It turns out that the answer is simpler than all that. It’s not just an “old wives tale.” Patients with chronic pain, especially with arthritis or other forms of inflammation, tend to have more pain when a storm is coming. There is some research to support this; one study of 62 rheumatic patients showed definite spikes of pain with weather changes.

For some, there is one specific injury they feel when the weather is bad. For one patient, it was an old gunshot wound. For others, the weather affects their whole body; they ache “all over,” there may be a headache, and even fatigue and mental fogginess.

Most weather-sensitive people notice the pain starts about a day before the storm hits. This lead to the theory that the changing barometric pressure increases the pain. We have all heard the weather forecaster say, “The barometer is falling,” meaning the air pressure is dropping, usually because of an approaching storm. Since a hallmark of inflammation is swelling, the drop in air pressure allows the swollen tissues to expand even more.

The wellness approach to this type of chronic pain and inflammation is to address the problem at its source, or, more commonly, its many sources. For more localized problems, chronic muscle tension can be treated with electrotherapy, deep tissue release and stretching. Joint problems are common with long-term pain and respond best to manipulation. The style of manipulation can be adapted for the patient. Older patients with arthritis and osteoporosis receive gentler treatments.

Anti-inflammatory herbs also are very effective for most patients. Turmeric, Boswellia and willow bark have been used for centuries for chronic pain and inflammation. Unlike anti-inflammatory drugs, which use a chemically altered version of the natural substances in the herbs, they do not damage the stomach, heart and liver with long-term use.

Finally, one of the most effective treatments for chronic pain and inflammation is acupuncture. Patients often ask how the acupuncture works. I think the best explanation is that it jumpstarts the healing process. Chronic pain may have been started by an injury, but a healthy body should be able to heal itself. If the pain persists, it can be seen as a failure of the healing process. It may be blocked because of a poor diet, especially a pro-inflammatory diet; a lack of activity and exercise; or chronic mental and emotional stress. Whatever the reason, acupuncture helps many people heal injuries that have been stuck, failing to heal, for years.
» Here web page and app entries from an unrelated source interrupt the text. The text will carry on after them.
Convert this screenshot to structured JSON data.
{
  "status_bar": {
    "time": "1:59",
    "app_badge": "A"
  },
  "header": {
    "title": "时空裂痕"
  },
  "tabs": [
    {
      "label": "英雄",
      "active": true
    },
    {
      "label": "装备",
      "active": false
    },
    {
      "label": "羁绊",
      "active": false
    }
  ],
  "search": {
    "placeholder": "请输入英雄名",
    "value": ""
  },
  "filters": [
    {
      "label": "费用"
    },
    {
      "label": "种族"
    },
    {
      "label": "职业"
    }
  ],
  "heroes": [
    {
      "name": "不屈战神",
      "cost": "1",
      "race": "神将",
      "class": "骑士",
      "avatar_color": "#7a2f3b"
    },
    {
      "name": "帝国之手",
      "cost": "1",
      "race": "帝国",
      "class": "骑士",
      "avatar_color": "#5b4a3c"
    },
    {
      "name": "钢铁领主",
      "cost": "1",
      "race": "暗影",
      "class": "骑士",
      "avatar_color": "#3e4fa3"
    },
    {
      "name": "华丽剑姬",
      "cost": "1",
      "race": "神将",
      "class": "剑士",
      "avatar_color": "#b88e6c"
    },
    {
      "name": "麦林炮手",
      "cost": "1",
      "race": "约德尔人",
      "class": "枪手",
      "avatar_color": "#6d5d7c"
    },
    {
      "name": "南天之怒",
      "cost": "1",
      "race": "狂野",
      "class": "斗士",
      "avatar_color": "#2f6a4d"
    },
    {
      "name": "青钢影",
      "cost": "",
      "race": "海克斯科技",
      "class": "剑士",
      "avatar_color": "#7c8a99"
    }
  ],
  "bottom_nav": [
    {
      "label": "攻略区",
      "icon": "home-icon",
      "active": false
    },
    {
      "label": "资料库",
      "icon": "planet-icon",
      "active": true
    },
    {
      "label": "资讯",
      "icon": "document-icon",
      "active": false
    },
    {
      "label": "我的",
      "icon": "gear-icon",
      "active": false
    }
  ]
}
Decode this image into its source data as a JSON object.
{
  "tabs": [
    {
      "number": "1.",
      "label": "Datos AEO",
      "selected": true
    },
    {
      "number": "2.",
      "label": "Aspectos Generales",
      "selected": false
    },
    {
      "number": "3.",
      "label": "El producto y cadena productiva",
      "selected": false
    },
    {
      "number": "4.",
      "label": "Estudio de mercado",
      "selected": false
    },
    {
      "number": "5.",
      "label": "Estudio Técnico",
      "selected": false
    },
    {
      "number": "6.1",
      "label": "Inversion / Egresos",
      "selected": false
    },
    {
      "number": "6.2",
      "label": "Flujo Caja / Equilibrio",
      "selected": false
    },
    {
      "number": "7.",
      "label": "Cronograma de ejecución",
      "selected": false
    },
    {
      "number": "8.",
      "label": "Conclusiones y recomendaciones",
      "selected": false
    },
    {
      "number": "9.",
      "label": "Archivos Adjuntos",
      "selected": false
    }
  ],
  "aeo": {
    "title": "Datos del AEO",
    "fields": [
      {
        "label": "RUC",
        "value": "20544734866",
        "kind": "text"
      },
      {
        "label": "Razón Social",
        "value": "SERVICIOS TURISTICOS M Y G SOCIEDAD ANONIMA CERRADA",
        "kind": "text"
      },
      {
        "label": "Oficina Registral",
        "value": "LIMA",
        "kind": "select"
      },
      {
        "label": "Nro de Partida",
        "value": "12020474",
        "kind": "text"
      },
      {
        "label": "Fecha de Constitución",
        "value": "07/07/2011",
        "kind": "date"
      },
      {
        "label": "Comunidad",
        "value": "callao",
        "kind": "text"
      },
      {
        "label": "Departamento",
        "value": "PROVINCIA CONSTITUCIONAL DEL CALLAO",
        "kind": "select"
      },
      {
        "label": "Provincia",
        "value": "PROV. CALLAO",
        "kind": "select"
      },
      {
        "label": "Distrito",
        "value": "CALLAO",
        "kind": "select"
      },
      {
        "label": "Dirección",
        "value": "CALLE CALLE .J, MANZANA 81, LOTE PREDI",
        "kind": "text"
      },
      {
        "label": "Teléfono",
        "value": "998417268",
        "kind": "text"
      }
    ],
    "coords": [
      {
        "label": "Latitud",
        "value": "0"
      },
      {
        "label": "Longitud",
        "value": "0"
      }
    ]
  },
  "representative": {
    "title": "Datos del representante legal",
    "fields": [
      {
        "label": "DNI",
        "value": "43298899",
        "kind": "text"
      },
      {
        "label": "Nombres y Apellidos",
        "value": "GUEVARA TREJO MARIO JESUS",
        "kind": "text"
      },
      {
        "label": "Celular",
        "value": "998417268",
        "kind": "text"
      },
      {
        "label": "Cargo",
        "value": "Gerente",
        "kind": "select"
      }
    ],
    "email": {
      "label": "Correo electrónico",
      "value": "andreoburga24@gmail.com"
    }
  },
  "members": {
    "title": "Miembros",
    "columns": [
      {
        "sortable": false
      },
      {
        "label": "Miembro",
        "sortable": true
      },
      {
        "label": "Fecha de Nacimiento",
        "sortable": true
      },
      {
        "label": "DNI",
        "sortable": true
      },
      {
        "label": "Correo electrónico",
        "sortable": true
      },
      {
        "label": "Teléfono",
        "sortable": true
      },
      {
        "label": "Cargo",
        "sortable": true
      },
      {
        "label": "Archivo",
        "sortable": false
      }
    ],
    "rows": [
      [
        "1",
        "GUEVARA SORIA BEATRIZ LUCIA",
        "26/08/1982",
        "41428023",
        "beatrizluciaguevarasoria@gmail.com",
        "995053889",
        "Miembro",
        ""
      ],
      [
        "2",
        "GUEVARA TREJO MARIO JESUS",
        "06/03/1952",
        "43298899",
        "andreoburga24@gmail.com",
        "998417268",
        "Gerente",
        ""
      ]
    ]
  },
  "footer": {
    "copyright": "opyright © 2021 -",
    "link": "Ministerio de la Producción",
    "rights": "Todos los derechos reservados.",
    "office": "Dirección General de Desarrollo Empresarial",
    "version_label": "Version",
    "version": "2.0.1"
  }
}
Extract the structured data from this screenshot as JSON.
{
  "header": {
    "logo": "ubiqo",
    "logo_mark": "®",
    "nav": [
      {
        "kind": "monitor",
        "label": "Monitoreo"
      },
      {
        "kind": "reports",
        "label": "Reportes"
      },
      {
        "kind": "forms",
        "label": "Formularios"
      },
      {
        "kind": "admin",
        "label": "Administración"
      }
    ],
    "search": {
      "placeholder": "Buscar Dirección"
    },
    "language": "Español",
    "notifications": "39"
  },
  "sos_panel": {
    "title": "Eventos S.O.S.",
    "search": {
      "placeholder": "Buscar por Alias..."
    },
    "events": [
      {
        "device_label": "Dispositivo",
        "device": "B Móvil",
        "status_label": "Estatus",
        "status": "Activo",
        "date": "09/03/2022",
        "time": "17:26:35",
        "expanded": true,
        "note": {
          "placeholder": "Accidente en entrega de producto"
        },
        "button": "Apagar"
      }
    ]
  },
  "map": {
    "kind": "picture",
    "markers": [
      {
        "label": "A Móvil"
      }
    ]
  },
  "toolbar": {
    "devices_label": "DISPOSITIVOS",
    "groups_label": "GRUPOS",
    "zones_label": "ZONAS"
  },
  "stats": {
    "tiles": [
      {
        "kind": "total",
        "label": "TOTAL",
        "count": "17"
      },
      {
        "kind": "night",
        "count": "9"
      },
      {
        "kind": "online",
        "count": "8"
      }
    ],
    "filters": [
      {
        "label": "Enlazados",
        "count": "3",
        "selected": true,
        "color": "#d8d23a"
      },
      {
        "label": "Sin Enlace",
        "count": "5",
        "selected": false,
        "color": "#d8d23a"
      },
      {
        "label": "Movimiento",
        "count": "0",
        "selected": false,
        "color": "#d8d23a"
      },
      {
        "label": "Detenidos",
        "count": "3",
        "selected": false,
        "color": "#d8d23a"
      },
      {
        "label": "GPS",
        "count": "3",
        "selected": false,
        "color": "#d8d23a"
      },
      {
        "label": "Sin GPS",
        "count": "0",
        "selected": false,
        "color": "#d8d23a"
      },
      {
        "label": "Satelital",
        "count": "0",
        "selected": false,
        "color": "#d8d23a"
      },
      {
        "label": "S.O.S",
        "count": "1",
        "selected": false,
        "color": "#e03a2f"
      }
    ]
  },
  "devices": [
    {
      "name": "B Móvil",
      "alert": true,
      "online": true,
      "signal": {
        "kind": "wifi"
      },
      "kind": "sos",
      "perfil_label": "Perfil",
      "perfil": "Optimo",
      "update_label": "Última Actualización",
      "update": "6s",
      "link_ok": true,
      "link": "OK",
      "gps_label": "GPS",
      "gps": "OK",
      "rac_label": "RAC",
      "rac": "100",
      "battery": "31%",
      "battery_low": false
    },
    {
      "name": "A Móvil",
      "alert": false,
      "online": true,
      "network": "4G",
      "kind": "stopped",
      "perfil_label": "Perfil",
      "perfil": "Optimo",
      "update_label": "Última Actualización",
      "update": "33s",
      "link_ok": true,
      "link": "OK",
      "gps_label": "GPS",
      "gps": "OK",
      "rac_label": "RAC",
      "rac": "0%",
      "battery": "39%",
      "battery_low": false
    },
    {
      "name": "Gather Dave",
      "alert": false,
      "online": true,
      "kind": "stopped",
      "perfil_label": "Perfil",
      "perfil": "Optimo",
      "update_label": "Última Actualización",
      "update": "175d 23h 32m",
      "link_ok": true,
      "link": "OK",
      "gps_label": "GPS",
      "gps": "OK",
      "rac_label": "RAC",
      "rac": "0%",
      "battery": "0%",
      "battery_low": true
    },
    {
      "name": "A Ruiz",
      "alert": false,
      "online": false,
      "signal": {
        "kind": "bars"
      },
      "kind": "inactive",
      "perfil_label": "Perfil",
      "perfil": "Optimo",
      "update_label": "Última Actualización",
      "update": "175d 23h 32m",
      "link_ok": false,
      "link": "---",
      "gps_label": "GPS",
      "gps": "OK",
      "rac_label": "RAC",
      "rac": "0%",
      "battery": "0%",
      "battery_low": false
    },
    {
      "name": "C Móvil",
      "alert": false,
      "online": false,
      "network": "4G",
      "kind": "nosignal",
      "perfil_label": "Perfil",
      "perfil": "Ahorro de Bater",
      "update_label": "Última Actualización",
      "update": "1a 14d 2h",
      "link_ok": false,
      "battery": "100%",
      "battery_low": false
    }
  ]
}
It also is important to treat chronic inflammation and pain from a whole body perspective. Our modern diets are very “pro-inflammatory.” We tend to eat foods with a fatty acid balance that favors inflammation, such as grains, grain-fed meats and vegetable oils. We also eat lots of processed foods: soda, sugars, artificial sweeteners and flavorings, refined cereals and pastries. A healthier diet of whole foods, grass-fed meats, minimal sweets and pastries, and water to drink will improve your body’s natural healing process, and possibly help you to dread weather changes a little less.

Dr. Michael Noonan practices chiropractic, chiropractic acupuncture and other wellness therapies in Old Town. He can be reached at noonanchiropractic@gmail.com.